*** DATA FOR THE TASK ***

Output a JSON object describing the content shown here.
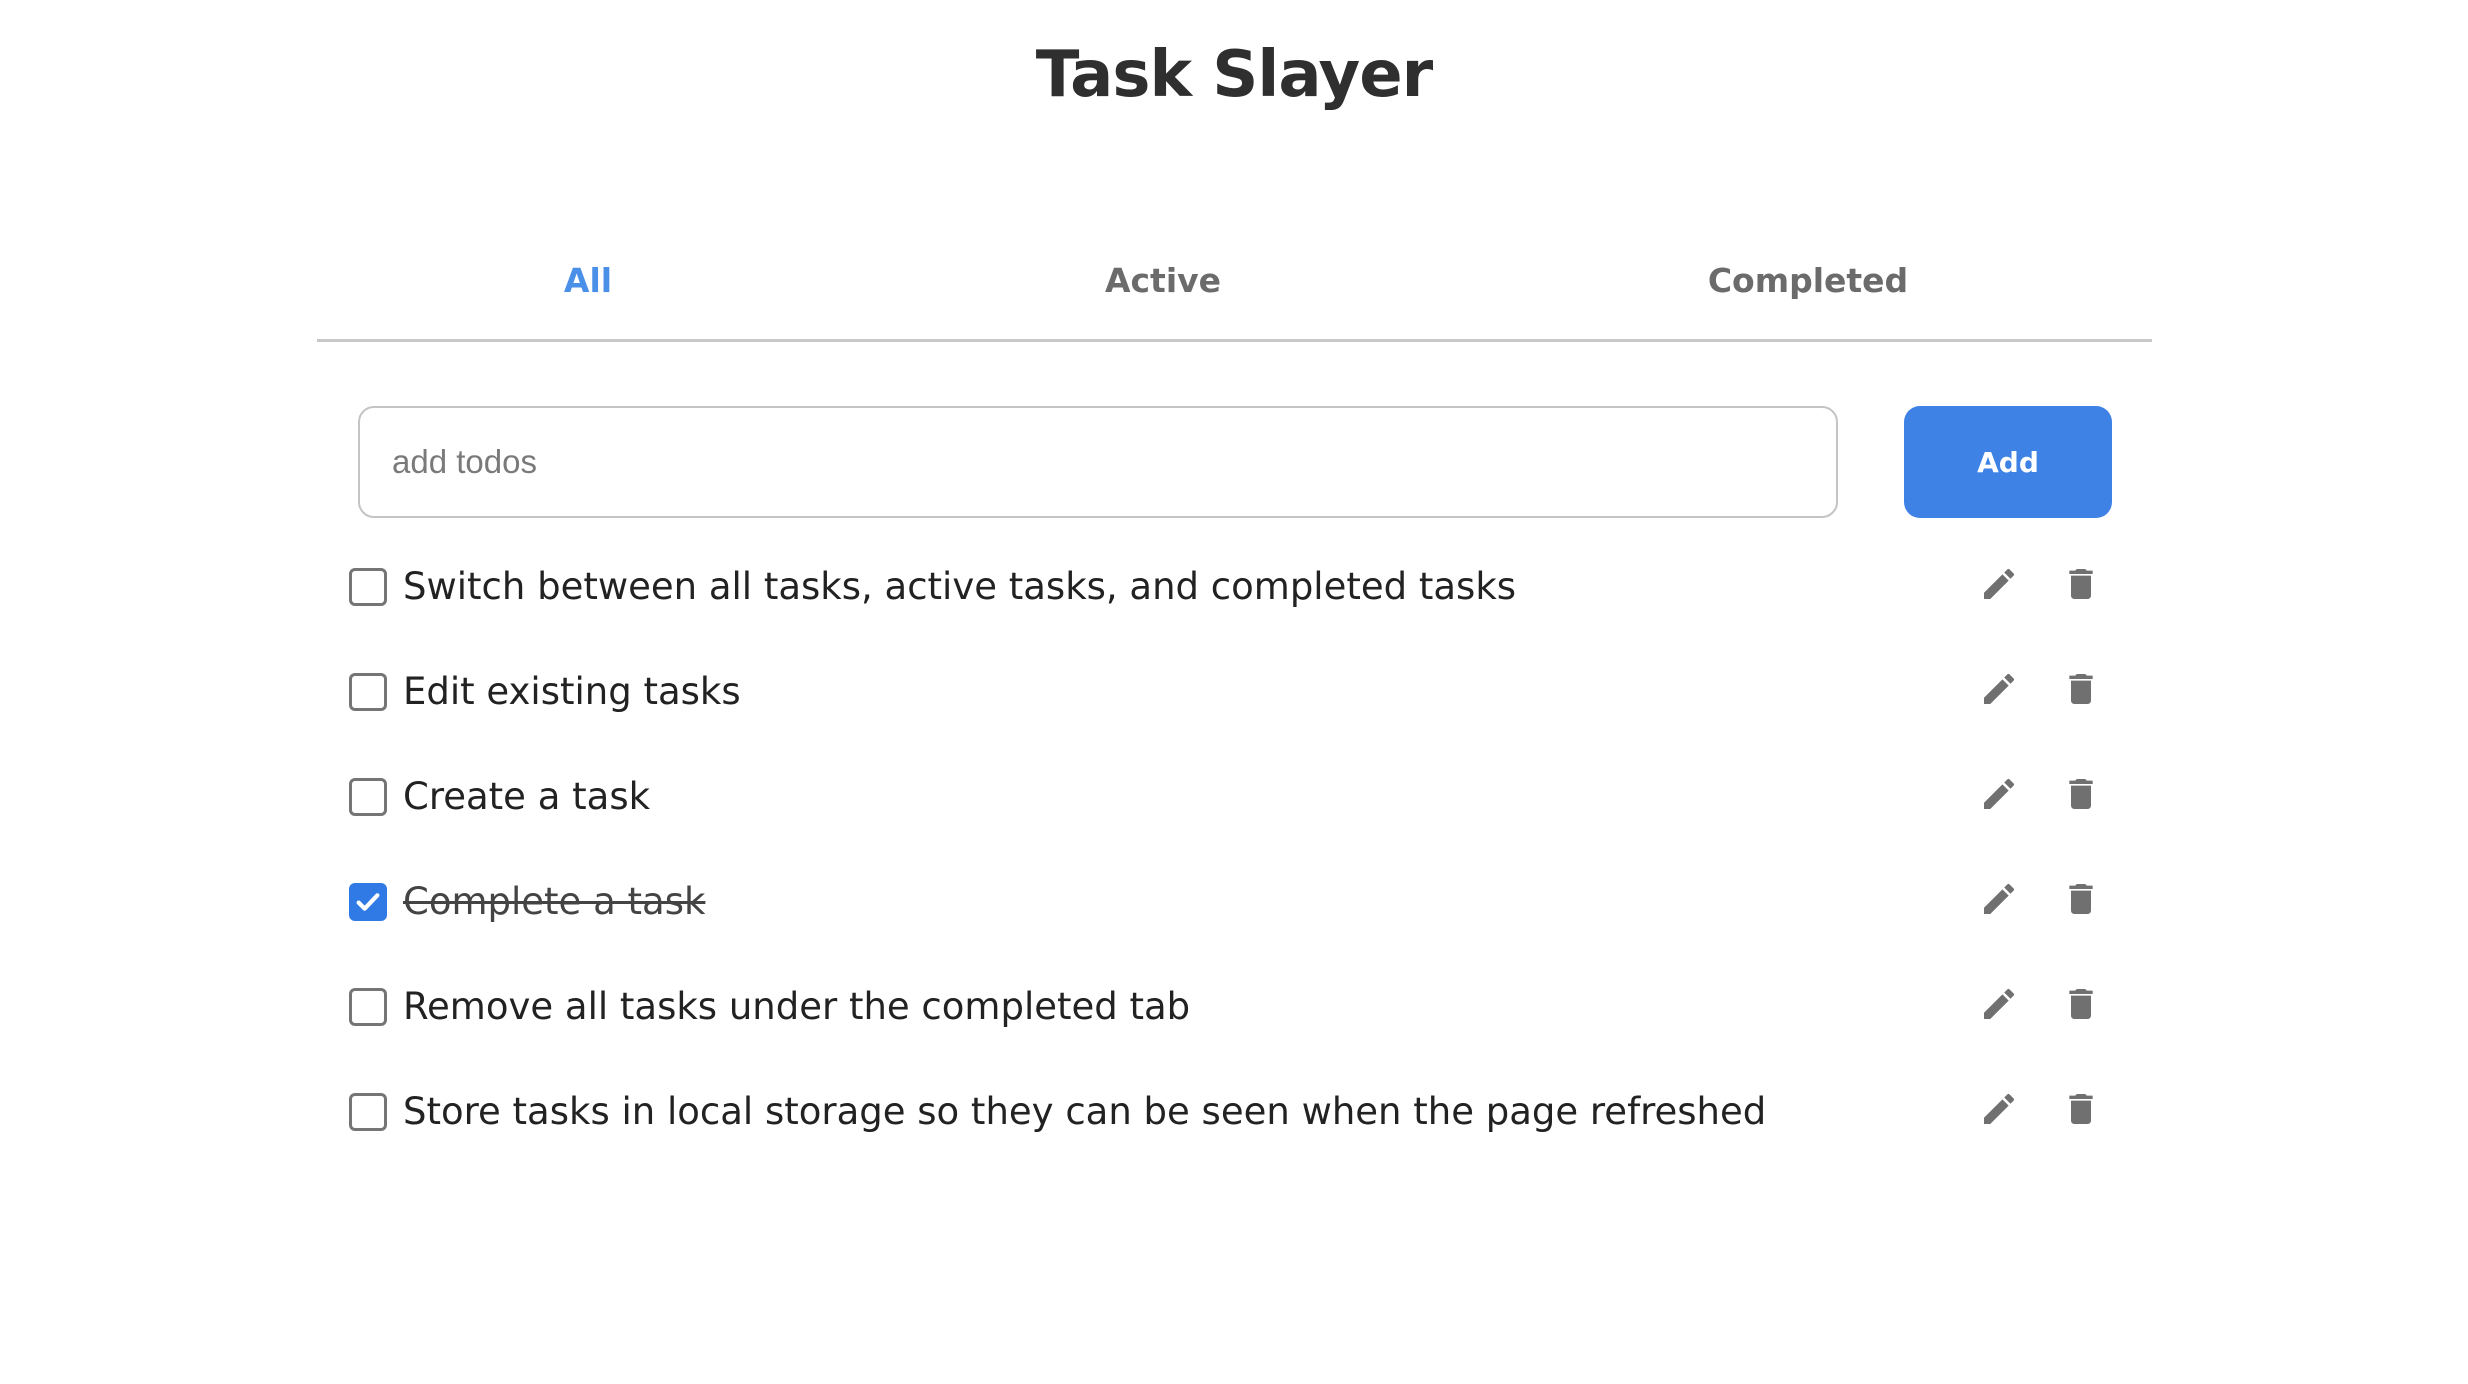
{
  "app": {
    "title": "Task Slayer"
  },
  "tabs": [
    {
      "label": "All",
      "active": true
    },
    {
      "label": "Active",
      "active": false
    },
    {
      "label": "Completed",
      "active": false
    }
  ],
  "input": {
    "value": "",
    "placeholder": "add todos"
  },
  "add_button": {
    "label": "Add"
  },
  "todos": [
    {
      "text": "Switch between all tasks, active tasks, and completed tasks",
      "completed": false
    },
    {
      "text": "Edit existing tasks",
      "completed": false
    },
    {
      "text": "Create a task",
      "completed": false
    },
    {
      "text": "Complete a task",
      "completed": true
    },
    {
      "text": "Remove all tasks under the completed tab",
      "completed": false
    },
    {
      "text": "Store tasks in local storage so they can be seen when the page refreshed",
      "completed": false
    }
  ],
  "icons": {
    "edit": "pencil-icon",
    "delete": "trash-icon",
    "checkmark": "checkmark-icon"
  },
  "colors": {
    "accent": "#3e82e6",
    "active_tab": "#4a8fe8",
    "inactive_tab": "#6b6b6b",
    "icon": "#707070"
  }
}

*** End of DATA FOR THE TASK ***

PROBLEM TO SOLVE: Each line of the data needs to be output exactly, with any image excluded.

OUTPUT:
Output a JSON object describing the content shown here.
{
  "app": {
    "title": "Task Slayer"
  },
  "tabs": [
    {
      "label": "All",
      "active": true
    },
    {
      "label": "Active",
      "active": false
    },
    {
      "label": "Completed",
      "active": false
    }
  ],
  "input": {
    "value": "",
    "placeholder": "add todos"
  },
  "add_button": {
    "label": "Add"
  },
  "todos": [
    {
      "text": "Switch between all tasks, active tasks, and completed tasks",
      "completed": false
    },
    {
      "text": "Edit existing tasks",
      "completed": false
    },
    {
      "text": "Create a task",
      "completed": false
    },
    {
      "text": "Complete a task",
      "completed": true
    },
    {
      "text": "Remove all tasks under the completed tab",
      "completed": false
    },
    {
      "text": "Store tasks in local storage so they can be seen when the page refreshed",
      "completed": false
    }
  ],
  "icons": {
    "edit": "pencil-icon",
    "delete": "trash-icon",
    "checkmark": "checkmark-icon"
  },
  "colors": {
    "accent": "#3e82e6",
    "active_tab": "#4a8fe8",
    "inactive_tab": "#6b6b6b",
    "icon": "#707070"
  }
}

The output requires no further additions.